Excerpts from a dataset
===============

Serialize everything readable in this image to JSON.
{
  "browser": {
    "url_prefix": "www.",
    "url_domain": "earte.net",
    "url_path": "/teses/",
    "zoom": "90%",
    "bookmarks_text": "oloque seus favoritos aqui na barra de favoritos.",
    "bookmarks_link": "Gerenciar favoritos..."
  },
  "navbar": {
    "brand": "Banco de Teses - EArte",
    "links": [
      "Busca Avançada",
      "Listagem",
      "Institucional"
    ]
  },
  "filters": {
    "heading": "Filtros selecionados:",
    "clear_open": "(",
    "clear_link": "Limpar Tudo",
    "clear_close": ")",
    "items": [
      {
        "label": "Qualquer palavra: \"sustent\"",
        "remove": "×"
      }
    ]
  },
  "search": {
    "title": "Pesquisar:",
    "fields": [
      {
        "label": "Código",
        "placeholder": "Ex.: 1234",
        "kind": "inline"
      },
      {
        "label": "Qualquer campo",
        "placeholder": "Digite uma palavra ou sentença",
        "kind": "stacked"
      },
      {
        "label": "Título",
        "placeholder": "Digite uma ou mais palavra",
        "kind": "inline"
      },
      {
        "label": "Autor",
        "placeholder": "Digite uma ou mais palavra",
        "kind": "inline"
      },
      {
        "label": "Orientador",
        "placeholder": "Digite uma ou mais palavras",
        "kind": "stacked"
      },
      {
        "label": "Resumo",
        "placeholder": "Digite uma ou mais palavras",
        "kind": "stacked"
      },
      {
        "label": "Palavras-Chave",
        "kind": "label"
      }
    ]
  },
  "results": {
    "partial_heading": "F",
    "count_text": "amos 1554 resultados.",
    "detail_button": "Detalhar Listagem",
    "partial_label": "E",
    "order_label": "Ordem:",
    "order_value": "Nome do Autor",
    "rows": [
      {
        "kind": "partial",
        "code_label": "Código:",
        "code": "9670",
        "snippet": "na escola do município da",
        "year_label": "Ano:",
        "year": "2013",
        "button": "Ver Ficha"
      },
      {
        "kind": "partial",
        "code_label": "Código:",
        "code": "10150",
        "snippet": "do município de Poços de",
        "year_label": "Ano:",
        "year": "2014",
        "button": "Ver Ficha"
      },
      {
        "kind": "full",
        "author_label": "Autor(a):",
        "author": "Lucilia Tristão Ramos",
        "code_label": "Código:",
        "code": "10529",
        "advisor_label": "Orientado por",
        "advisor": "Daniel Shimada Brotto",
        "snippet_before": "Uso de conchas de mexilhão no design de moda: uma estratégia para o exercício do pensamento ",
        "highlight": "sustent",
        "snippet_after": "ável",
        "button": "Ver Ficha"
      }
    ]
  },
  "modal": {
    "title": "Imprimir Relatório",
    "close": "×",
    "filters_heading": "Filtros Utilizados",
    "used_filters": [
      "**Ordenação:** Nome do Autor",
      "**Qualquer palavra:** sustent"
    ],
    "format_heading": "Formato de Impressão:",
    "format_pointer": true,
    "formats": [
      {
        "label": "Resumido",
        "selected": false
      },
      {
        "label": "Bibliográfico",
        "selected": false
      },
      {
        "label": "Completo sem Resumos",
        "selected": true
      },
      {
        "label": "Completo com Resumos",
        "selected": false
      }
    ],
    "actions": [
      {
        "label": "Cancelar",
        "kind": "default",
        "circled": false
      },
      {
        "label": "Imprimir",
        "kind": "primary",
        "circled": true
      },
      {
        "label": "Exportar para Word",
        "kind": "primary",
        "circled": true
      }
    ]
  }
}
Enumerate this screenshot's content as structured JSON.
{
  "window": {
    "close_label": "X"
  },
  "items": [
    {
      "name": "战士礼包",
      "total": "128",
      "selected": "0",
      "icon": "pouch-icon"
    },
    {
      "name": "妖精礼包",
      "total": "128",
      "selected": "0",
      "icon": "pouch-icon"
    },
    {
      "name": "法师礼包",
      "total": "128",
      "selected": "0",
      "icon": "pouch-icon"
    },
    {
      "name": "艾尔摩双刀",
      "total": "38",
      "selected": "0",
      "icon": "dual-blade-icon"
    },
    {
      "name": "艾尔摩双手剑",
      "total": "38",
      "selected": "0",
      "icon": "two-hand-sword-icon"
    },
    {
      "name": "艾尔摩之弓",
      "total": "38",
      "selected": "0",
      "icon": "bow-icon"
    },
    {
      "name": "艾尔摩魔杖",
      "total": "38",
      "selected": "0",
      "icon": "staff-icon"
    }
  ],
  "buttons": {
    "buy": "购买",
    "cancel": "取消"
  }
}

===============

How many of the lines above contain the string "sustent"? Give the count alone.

3